Photo by mama loo from the Torontoist Flickr Pool.
Cities can, should, and may need to start producing much of their own food. Four panellists—a farmer, an historian, an architect, and an activist—collectively presented a vision of cities as centres of agriculture at the From the Ground Up lecture, held Wednesday night at the Gardiner Museum. Urban agriculture provides, according to these speakers, a raft of environmental, social, and economic benefits, and ought to be taken far more seriously than it has been thus far.
Urban agriculture—the practice of producing food in a city—has been a feature of life in Toronto since it was the town of York. What is new is the growing chorus of voices calling for its expansion and intensification: not just growing a few tomatoes in your backyard, but building food-producing green roofs and replacing lawns with substantial vegetable gardens. The majority of the world’s population now lives in cities. Combined with the increasing scarcity of arable farmland, a global crisis in food security, and concern about the environmental impacts of industrial agriculture, this means that there is both need and opportunity for city-dwellers to move towards a more participatory role in their food production.
Keynote speaker Michael Ableman—one of the most prominent figures in the sustainable food movement—argued that urban residents need to accept more responsibility for tending to their own needs. Moreover, as food prices continue to rise around the world, equipping people with at least some security in their ability to access fresh, healthy food is a matter of not just environmental but social responsibility. And lest you think this is all a pipe dream—that urban farming is pretty window-dressing that cannot make a substantial dent in meeting a city’s needs—he cited the fascinating example of Cuba: Havana produces 40% of its own food, and in the country as a whole an estimated 220,000 people are employed in urban agriculture.
Ableman went on to outline a series of proposals that filled in the details of his vision. Among them: develop centres for urban farming in every city in North America that house real working models of everything from rooftop greenhouses to small-scale urban farms; implement a 5 year phase-out of lawns, replacing them with food-producing gardens; distribute property tax credits for food production initiatives; reintroduce a home economics curriculum in primary and secondary schools, teaching children how to garden, cook, and preserve food; impose regulations that mandate that all new developments, both residential and commercial, include an urban agriculture component.

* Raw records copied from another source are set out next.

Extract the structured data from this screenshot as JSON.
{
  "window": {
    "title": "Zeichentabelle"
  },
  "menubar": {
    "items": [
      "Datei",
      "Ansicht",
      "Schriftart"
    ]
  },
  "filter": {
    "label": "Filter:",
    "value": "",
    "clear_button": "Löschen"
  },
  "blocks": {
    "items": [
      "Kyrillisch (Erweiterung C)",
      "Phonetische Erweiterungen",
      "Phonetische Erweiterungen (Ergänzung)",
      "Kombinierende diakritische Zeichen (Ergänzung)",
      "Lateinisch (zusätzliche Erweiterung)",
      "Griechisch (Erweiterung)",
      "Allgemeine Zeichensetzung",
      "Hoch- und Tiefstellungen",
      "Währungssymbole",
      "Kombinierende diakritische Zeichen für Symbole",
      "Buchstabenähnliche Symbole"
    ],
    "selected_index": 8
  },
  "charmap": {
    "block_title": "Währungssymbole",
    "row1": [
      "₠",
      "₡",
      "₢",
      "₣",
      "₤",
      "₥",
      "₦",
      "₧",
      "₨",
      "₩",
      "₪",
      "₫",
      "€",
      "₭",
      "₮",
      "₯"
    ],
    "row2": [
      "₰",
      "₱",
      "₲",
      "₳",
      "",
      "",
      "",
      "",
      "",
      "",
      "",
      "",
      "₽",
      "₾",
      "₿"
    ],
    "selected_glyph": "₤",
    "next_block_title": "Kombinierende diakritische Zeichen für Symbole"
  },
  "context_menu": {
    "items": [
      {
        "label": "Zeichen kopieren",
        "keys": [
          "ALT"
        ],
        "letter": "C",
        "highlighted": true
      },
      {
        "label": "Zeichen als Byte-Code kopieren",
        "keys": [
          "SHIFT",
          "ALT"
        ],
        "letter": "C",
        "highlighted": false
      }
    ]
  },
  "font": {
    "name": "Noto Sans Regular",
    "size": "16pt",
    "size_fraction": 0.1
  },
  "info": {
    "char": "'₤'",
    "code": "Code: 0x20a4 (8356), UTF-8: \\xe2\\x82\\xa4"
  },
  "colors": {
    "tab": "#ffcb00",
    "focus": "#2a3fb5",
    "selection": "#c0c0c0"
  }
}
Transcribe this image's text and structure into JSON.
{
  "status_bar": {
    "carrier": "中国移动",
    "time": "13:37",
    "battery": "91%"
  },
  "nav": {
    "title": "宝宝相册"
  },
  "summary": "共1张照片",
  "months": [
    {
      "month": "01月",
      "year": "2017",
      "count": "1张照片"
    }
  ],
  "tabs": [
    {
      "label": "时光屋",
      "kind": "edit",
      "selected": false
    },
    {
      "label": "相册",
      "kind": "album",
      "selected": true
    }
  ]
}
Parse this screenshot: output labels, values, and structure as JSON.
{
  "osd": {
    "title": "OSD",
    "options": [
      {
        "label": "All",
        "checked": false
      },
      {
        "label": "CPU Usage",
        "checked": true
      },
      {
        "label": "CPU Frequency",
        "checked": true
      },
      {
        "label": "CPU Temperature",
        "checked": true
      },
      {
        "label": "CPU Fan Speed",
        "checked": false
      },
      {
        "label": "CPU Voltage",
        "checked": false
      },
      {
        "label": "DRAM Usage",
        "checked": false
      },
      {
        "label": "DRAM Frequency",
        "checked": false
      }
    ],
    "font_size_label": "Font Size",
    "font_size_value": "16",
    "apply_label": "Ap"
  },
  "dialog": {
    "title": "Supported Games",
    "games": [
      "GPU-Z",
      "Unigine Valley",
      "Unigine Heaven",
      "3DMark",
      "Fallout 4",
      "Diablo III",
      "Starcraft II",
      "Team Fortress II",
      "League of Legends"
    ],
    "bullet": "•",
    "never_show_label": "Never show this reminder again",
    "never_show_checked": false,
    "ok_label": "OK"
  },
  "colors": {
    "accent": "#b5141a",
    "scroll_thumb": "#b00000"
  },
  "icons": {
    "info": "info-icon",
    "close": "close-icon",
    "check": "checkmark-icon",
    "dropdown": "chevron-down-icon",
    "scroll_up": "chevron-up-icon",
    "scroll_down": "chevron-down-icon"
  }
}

Missing from Ableman’s rather compelling presentation: an honest discussion of the political viability of these proposals. Even if you were to accept that they are sound ideas (and many of them are), there is very little room for them in our current political landscape. How do we get there? His essential point was that we now need to back up a fairly widespread attitudinal shift in our thoughts on food (there is general agreement that a food crisis is looming) with substantial changes in practice. All well and good, but the means by which these changes can be brought about need to be addressed in more detail. Some of the proposals are too far from the mainstream and don’t have a hope of gaining traction anytime soon: banning pesticides in Toronto was tough enough; the prospects for banning lawns are non-existent. But many of the proposals could be implemented relatively easily and quickly if the will to do so could be found. A more nuanced discussion of some of the pragmatic issues would have been welcome. What role might progressive or charitably minded businesses play? What funding mechanisms would need to be established? Which of the proposals are worth tackling first?
Panellists Elizabeth Driver, Steven Teeple, and Debbie Field followed up Ableman’s address with some Toronto-specific presentations. Culinary historian Elizabeth Driver gave a brief overview of food-oriented gardening in Toronto, highlighting the significance of kitchen and victory gardens, as well as the influence of various immigrant groups in developing a local food-production culture. Architect Steven Teeple described the building that will be going up at 60 Richmond Street East, a housing cooperative and case study in sustainable design. The structure will include growing spaces that will be supported by an on-site rainwater cistern and composting facility. Finally, Debbie Field, executive director of FoodShare, convincingly cast urban farming as a tool for community renewal, using many of FoodShare’s existing projects as illustrations of the socio-economic benefits of urban farming.
Michael Ableman said, during his talk, that “farming is not a spectator sport.” All in all, the speakers did their job: they made a convincing case for urban farming as a feasible and necessary tool for both environmental and social advancement. What remains is to see whether the audience members who were convinced—and based on the cheering, there were many—do theirs.
Bottom photo by Hamutal Dotan.